▸ **Data to process**
━━━━━━━━━━━━━━━━━━━━━━━━━━━━━━
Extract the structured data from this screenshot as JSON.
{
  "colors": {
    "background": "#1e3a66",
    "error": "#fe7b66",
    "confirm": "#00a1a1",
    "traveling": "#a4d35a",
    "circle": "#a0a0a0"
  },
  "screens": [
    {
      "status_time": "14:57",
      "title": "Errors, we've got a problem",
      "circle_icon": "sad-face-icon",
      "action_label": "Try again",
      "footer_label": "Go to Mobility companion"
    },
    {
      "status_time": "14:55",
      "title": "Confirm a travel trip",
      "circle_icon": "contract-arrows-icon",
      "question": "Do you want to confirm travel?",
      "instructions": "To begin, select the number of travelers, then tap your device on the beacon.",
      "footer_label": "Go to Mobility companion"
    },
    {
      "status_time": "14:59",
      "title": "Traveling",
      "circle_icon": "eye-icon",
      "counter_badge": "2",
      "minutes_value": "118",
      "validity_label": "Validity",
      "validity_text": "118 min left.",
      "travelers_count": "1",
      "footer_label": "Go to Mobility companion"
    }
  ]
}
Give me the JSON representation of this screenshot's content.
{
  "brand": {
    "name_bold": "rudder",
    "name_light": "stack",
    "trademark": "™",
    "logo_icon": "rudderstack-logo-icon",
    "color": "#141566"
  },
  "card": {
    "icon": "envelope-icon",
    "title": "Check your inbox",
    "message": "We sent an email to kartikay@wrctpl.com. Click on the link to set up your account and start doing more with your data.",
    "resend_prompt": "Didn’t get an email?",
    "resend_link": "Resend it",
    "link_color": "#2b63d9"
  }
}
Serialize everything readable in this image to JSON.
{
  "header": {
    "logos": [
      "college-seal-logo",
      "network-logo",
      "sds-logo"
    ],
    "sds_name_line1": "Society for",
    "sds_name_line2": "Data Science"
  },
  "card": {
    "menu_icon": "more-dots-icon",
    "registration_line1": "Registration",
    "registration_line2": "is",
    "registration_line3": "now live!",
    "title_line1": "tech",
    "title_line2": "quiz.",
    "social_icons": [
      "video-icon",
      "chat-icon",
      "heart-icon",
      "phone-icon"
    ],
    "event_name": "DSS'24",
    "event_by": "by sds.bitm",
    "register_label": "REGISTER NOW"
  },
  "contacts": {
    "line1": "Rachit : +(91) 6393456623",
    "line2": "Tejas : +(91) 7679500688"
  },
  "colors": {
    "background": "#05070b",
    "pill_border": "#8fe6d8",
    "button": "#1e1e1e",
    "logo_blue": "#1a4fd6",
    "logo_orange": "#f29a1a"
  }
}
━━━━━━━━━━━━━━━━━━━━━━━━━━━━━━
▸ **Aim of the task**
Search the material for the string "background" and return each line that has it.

▸ **Answer for this exercise**
    "background": "#1e3a66",
    "background": "#05070b",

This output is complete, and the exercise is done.